Task item:
Return the full set of entries precisely. Do not carry over any pictures.

[Opening Data records section]

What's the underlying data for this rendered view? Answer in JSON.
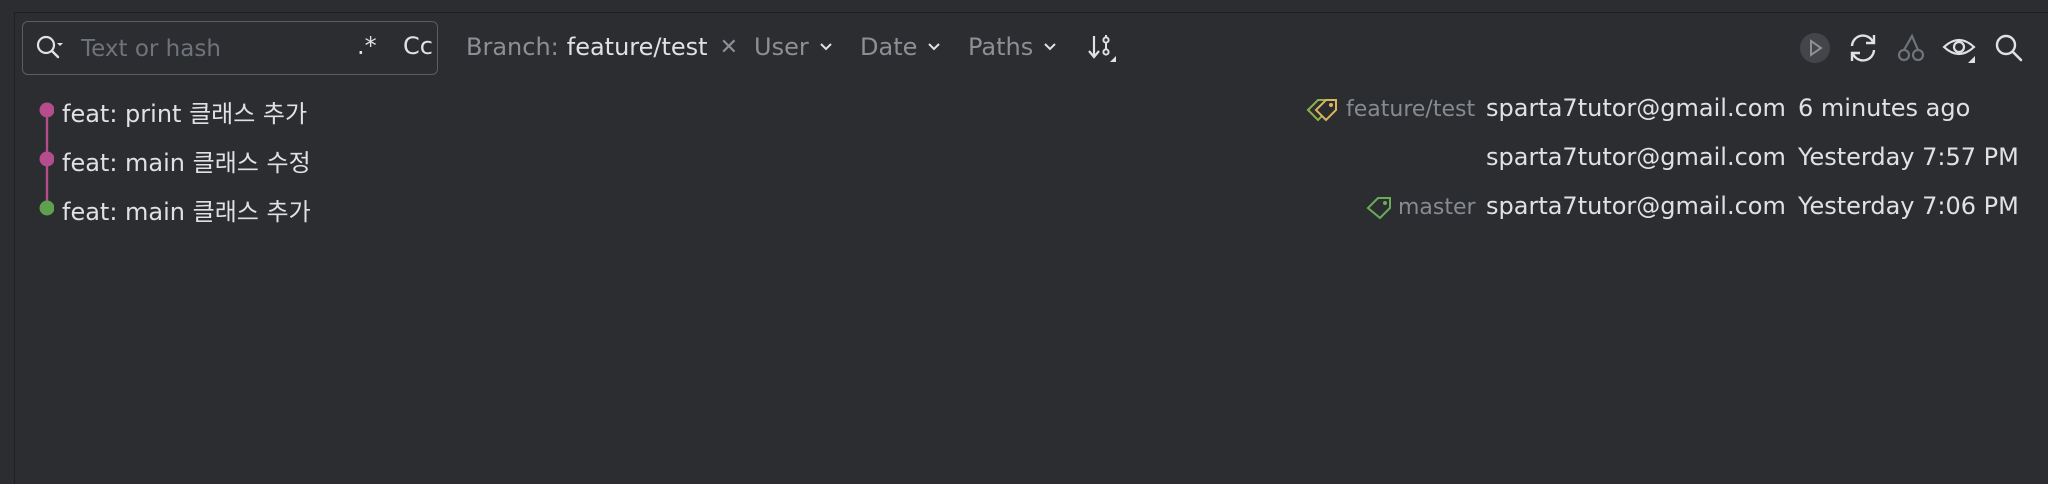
{
  "search": {
    "placeholder": "Text or hash",
    "regex_label": ".*",
    "case_label": "Cc"
  },
  "filters": {
    "branch_label": "Branch:",
    "branch_value": "feature/test",
    "user_label": "User",
    "date_label": "Date",
    "paths_label": "Paths"
  },
  "toolbar_icons": [
    "sort-icon",
    "run-icon",
    "refresh-icon",
    "cherry-pick-icon",
    "eye-icon",
    "search-icon"
  ],
  "commits": [
    {
      "subject": "feat: print 클래스 추가",
      "ref": "feature/test",
      "author": "sparta7tutor@gmail.com",
      "date": "6 minutes ago",
      "node_color": "#b54d8c"
    },
    {
      "subject": "feat: main 클래스 수정",
      "ref": "",
      "author": "sparta7tutor@gmail.com",
      "date": "Yesterday 7:57 PM",
      "node_color": "#b54d8c"
    },
    {
      "subject": "feat: main 클래스 추가",
      "ref": "master",
      "author": "sparta7tutor@gmail.com",
      "date": "Yesterday 7:06 PM",
      "node_color": "#5fa04e"
    }
  ],
  "colors": {
    "background": "#2b2d30",
    "text": "#dfe1e5",
    "muted": "#868a91",
    "branch_line": "#b54d8c",
    "master_node": "#5fa04e",
    "tag_green": "#6aab5a"
  }
}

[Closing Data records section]

Task response:
What's the underlying data for this rendered view? Answer in JSON.
{
  "search": {
    "placeholder": "Text or hash",
    "regex_label": ".*",
    "case_label": "Cc"
  },
  "filters": {
    "branch_label": "Branch:",
    "branch_value": "feature/test",
    "user_label": "User",
    "date_label": "Date",
    "paths_label": "Paths"
  },
  "toolbar_icons": [
    "sort-icon",
    "run-icon",
    "refresh-icon",
    "cherry-pick-icon",
    "eye-icon",
    "search-icon"
  ],
  "commits": [
    {
      "subject": "feat: print 클래스 추가",
      "ref": "feature/test",
      "author": "sparta7tutor@gmail.com",
      "date": "6 minutes ago",
      "node_color": "#b54d8c"
    },
    {
      "subject": "feat: main 클래스 수정",
      "ref": "",
      "author": "sparta7tutor@gmail.com",
      "date": "Yesterday 7:57 PM",
      "node_color": "#b54d8c"
    },
    {
      "subject": "feat: main 클래스 추가",
      "ref": "master",
      "author": "sparta7tutor@gmail.com",
      "date": "Yesterday 7:06 PM",
      "node_color": "#5fa04e"
    }
  ],
  "colors": {
    "background": "#2b2d30",
    "text": "#dfe1e5",
    "muted": "#868a91",
    "branch_line": "#b54d8c",
    "master_node": "#5fa04e",
    "tag_green": "#6aab5a"
  }
}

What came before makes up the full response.